Plus, they have a sense of humor. When they're not exploiting the maid motif (they refer to their audiences as "masters and princesses," and they describe their songs as "servings") they have produced an April Fool's single in which they perform, deadpan, as geishas in full costume, adding a koto to the metal mix. Not since Frank Zappa has there been so much sly humor coupled with outstanding musicianship in rock music.
Don’t miss Band-Maid’s hand-washing instruction video.
THINGS I DIDN’T KNOW EXISTED
A couple of weeks ago I saw a photo of a lockout box, and I didn’t know what they were for. From what I learned online, lockout boxes are part of a safety protocol called “lock out tag out” (LOTO) that ensures workers don’t get electrocuted or injured by live machinery at a facility or construction site. The lockout box contains one or more keys that switch on power to machinery (or start a bulldozer or other earth-moving truck). Everyone on a site has a colored key to open one of the colored padlocks on the box. Every padlock must be removed from the lockout box before the key inside can be removed. That way, everyone will be together (and not somewhere working on a machine or under a truck) when the key inside the box gets used to activate power.
In addition to introducing me to Band-Maid, Charles also let me know about an old British children’s magazine called The Magnet, a weekly adventure-story periodical. According to this website (which has high-quality scans of every back issue), The Magnet was first published in 1908 and continued until 1940, when it became a casualty of the paper shortage of the Second World War. Each issue had a story about a group of boarding school students (The Greyfriars Chums) and other stories about athletes, sailors, deep-sea divers, pilots, and detectives. The dense 3-column copy was broken up with black-and-white line drawings. My favorite part of The Magnet is the page with funny ads. “Have you a red nose?” reads one. “Send a stamp to pay postage and you will learn how to rid yourself of such a terrible affliction free of charge.” Another ad promises a method to increase your height. “Enrol and watch yourself grow!” And another promises a money-back guarantee cure for “blushing, shyness, ‘nerves,’ self-consciousness, worry habit, unreasonable fears, etc.” I guess teens living a hundred years ago suffered from the same anxieties of teens today.

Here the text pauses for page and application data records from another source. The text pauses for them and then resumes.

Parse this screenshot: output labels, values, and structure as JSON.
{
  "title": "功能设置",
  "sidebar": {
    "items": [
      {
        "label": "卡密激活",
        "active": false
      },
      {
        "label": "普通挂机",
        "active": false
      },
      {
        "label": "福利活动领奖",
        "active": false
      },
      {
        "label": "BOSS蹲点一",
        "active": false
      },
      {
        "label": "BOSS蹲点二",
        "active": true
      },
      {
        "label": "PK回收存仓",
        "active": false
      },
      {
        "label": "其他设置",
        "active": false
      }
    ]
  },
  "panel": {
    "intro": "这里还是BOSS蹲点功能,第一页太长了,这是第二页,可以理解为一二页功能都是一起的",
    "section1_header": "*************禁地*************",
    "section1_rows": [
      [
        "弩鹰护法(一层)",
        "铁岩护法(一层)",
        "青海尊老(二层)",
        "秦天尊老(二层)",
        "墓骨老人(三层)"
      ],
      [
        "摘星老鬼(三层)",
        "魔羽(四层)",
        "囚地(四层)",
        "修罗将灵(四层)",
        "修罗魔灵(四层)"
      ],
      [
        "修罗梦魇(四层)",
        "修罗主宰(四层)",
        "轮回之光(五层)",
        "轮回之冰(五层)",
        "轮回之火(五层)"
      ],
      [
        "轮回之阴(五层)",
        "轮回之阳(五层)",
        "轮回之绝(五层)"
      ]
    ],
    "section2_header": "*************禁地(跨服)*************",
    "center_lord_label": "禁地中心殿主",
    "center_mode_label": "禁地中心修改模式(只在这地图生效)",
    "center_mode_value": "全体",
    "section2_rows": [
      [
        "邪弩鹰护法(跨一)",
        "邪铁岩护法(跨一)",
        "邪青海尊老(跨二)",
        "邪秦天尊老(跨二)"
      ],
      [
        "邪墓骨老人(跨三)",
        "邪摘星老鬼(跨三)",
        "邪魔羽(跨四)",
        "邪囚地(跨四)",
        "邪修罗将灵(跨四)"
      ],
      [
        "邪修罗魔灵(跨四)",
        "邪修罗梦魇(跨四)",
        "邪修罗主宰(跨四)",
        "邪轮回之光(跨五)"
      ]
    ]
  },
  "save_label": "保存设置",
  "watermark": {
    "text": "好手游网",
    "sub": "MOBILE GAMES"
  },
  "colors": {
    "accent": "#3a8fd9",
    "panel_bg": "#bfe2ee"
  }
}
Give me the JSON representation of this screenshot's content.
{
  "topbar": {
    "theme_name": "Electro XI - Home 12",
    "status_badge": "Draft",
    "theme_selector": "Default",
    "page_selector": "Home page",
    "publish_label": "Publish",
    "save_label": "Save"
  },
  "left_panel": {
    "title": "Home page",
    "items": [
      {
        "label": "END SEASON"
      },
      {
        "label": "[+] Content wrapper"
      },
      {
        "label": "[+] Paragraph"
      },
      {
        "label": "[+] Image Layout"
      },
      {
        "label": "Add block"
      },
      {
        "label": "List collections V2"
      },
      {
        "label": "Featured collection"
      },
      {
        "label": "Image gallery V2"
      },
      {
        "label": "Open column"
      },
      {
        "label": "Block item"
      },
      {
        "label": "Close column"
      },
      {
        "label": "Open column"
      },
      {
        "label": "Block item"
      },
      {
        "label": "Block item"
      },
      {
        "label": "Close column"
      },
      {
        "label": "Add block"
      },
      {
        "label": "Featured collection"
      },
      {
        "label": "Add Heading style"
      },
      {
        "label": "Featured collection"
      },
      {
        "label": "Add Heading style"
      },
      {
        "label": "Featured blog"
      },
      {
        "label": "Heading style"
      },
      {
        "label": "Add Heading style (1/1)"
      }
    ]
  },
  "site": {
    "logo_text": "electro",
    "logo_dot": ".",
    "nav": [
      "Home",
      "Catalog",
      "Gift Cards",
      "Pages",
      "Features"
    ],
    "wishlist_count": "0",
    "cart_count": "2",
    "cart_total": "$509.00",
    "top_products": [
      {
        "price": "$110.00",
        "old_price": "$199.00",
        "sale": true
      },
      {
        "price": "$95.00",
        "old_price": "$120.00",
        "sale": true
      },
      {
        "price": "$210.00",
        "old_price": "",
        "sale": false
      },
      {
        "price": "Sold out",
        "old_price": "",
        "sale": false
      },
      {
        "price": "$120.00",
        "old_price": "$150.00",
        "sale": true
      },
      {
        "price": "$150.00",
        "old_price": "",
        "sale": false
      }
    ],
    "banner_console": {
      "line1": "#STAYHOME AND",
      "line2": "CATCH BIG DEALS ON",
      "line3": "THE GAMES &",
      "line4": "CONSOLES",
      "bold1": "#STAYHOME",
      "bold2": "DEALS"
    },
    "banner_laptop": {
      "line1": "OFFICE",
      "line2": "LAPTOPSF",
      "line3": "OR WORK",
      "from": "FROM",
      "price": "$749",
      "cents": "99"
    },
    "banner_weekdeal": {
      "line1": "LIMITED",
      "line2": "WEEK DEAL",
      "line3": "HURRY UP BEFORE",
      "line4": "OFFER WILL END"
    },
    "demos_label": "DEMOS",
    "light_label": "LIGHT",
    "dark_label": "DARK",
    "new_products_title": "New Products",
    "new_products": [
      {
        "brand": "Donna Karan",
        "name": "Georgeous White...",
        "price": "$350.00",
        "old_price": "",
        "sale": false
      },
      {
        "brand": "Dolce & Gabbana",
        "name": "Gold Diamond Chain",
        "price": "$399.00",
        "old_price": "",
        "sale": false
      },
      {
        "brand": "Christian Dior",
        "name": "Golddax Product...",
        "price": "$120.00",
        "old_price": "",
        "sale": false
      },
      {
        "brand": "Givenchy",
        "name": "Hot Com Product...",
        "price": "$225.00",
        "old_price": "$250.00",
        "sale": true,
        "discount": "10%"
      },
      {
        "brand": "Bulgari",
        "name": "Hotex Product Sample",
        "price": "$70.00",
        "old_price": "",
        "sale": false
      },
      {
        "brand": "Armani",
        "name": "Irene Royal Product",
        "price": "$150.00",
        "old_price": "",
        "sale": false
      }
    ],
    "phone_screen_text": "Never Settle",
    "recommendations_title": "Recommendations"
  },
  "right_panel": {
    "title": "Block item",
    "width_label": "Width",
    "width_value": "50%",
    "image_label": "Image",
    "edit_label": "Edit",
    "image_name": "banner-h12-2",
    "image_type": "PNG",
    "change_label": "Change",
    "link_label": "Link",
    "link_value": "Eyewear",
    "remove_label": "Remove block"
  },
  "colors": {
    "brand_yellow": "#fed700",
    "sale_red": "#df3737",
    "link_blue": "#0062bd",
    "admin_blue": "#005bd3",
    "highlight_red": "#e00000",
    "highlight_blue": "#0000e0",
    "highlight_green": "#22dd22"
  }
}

MORE MEMORY DRAWINGS
Memory bikes vs. memory locomotives
Earlier this month, I wrote about why it’s hard to draw a bike from memory. I invited readers to share their drawings of memory bikes, which you can see here. A couple of days ago the cartoonist Lloyd Dangle sent me a drawing of a bike and a steam locomotive. He said:

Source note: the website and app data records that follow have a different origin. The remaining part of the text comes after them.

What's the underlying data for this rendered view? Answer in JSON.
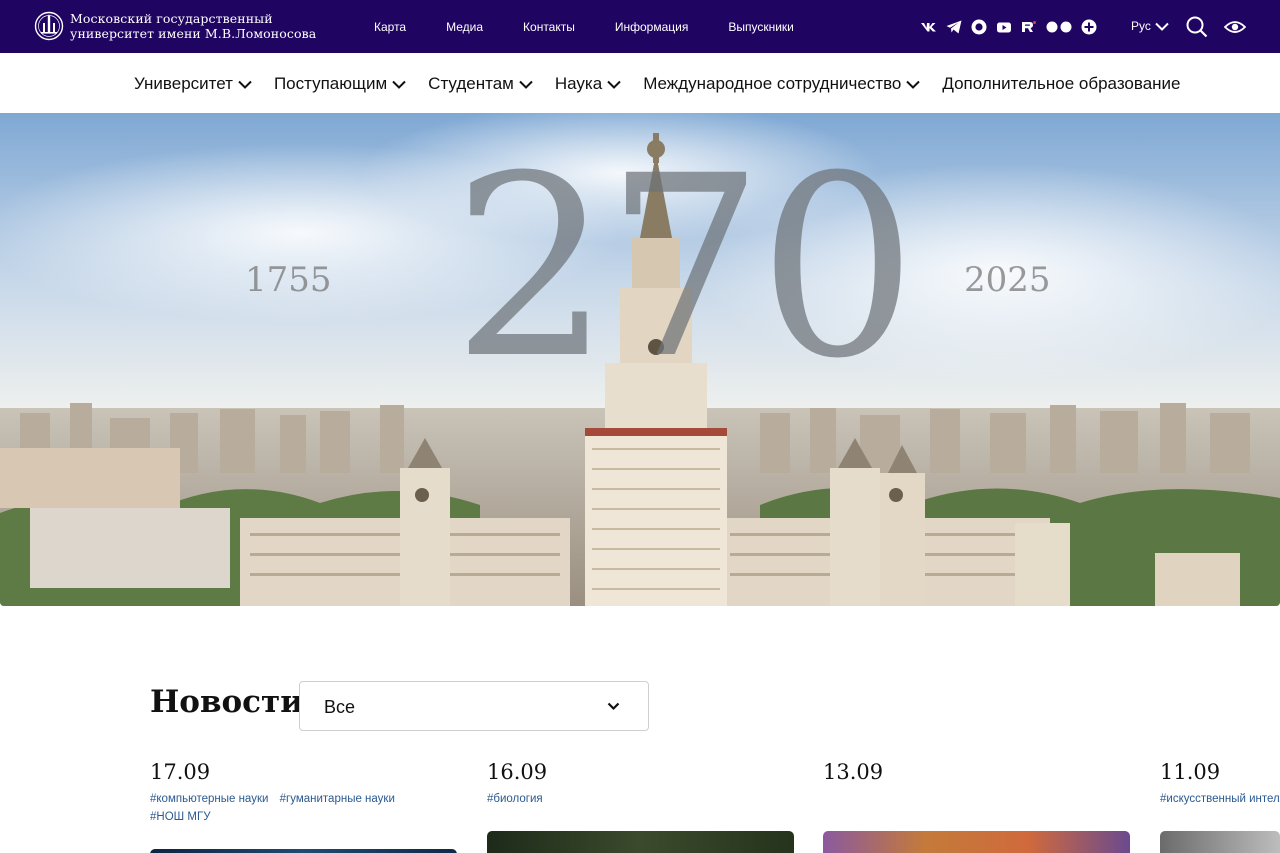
{
  "header": {
    "logo_line1": "Московский государственный",
    "logo_line2": "университет имени М.В.Ломоносова",
    "top_links": [
      "Карта",
      "Медиа",
      "Контакты",
      "Информация",
      "Выпускники"
    ],
    "social_icons": [
      "vk-icon",
      "telegram-icon",
      "max-icon",
      "youtube-icon",
      "rutube-icon",
      "dzen-icon",
      "plus-icon"
    ],
    "language": "Рус",
    "bg_color": "#1f0462"
  },
  "main_nav": {
    "items": [
      {
        "label": "Университет",
        "has_dropdown": true
      },
      {
        "label": "Поступающим",
        "has_dropdown": true
      },
      {
        "label": "Студентам",
        "has_dropdown": true
      },
      {
        "label": "Наука",
        "has_dropdown": true
      },
      {
        "label": "Международное сотрудничество",
        "has_dropdown": true
      },
      {
        "label": "Дополнительное образование",
        "has_dropdown": false
      }
    ]
  },
  "hero": {
    "year_start": "1755",
    "anniversary": "270",
    "year_end": "2025"
  },
  "news": {
    "title": "Новости",
    "filter_selected": "Все",
    "items": [
      {
        "date": "17.09",
        "tags": [
          "#компьютерные науки",
          "#гуманитарные науки",
          "#НОШ МГУ"
        ]
      },
      {
        "date": "16.09",
        "tags": [
          "#биология"
        ]
      },
      {
        "date": "13.09",
        "tags": []
      },
      {
        "date": "11.09",
        "tags": [
          "#искусственный интеллект"
        ]
      }
    ],
    "tag_color": "#2b5a91"
  }
}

Here's my bicycle drawing from memory. I can draw thousands of objects from memory and very quickly. I draw live with groups as a visual strategist [example] these days and I’m called on to listen intently and draw rapidly while making sense of business conversations and sussing out what’s important.
To the point of your article, I understand exactly how a bicycle works so it’s not a problem to draw it from memory. Some images give me problems though. An old-fashioned locomotive [see above] kicks my ass every time because I’ve never understood how those rods that synchronize wheels work, even after looking at tons of reference photos and videos to try to get my head around it. Lucky for me old-time locomotives only come up rarely as metaphors!
That’s all for this week. Please share this issue with your friends!